Making Informed Mental Math Decisions: Four Factors for Appropriate Use1. Numbers/Strategies factor: Teachers and students need to consider the operation and the numbers and determine if withknown strategies. If an efficient mental math or paper-and-pencil strategy is known, it should be used.

Q: Do I have a mental math or paper-and-pencil strategy that would work well on these numbers? 2. Purpose factor: Here, teachers and students consider the purpose of the activity, exercises, or lesson in making the determination.

Q: Would it be informative, instructional, or enlightening to carry out a mental or hand calculation? Take a BreakThe Parable of the BookshelfThe lesson to be learned: When building something, consider its intended use. Build the structure in such a way that it will be able to successfully be used for its intended purpose.The lesson to be learned for education: When we are learning something, we need to consider how that knowledge will be used later. We need to learn the concepts and procedures in such a way that they will be able to be applied later.

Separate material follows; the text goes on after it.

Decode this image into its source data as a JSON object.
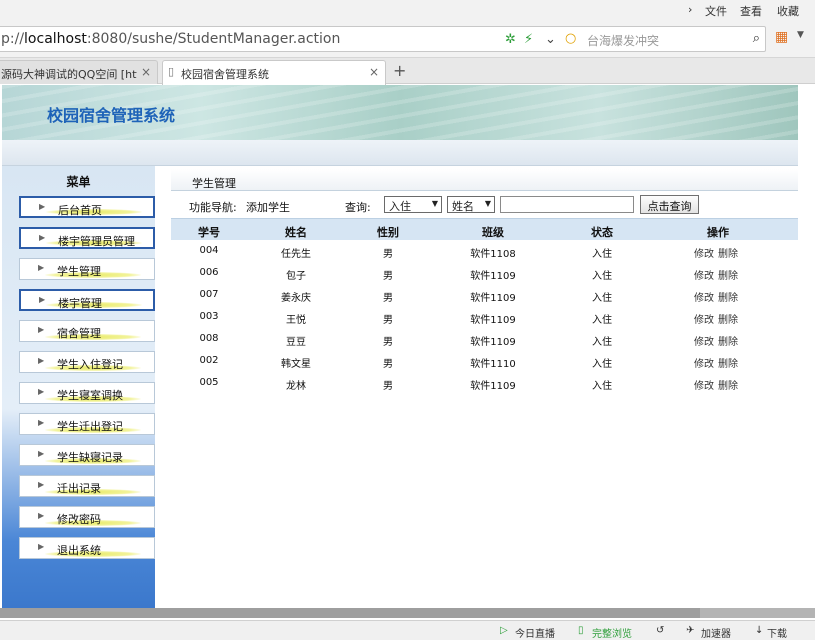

3. Distraction factor: The teacher and student needs to consider the level to which the use of a method is distracting to the overall process.

Q: Would it be distracting to carry out a hand calculation or use technology? 4. Accuracy/Time/Resources factor: Here the user considers practical issues such as the required accuracy of the task, available time, and available resources.

Q: Do available resources, time constraints, or required accuracy dictate my method of calculation? A Look At The Three Groups Of People Making The DecisionTeacherStudentCitizenAvailable Strategies/Numbers factor#2#1#1-tiePurpose factor#1#2(#4)Distraction factor#3#3#1-tieAccuracy/Time/Resources factor#4#4#2The #1-4 factors are in the order they are because students should consider the factors in this order.Revisiting the issue of students showing their workWhy do teachers have their students show their work?

Revisiting the issue of students showing their workWhy do students show their work?

Getting an appropriate policy regarding students showing their workAppropriate for reaching our goals of seeing work.Reasonable.Flexible.

The Showing-Your-Work ContinuumConsider having studentsdo exercises here. Do exercises that are normallydone with paper and pencil, mentally.Do exercises that are normally done with paper and pencil, mentally.Examples: Two-step equationsFinding x-intercepts of linear functionsPythagorean theorem to find an unknown side of a right triangle.

Two-part ExamsThere is a No Calculator partCalculator partUsually one page each on different colors.First part tells the total number of problems and recommended amount of time for part 1.Two-part Exams continuedWhen writing the test, some questions can go on either part, giving you flexibility.Each part is about half the test.Usually I do not have the same question on both parts of the test (with different numbers). Similar questions yes. E.g.,Part 1: GCD using the prime factorization methodPart 2: GCD using the ladder method

Questions.Comments.Thank You.Jim OlsenWestern Illinois [email protected]/users/mfjro1/wiu/I hope that you and your students can make good decisions regarding the use of mental math, pencil and paper, and calculators.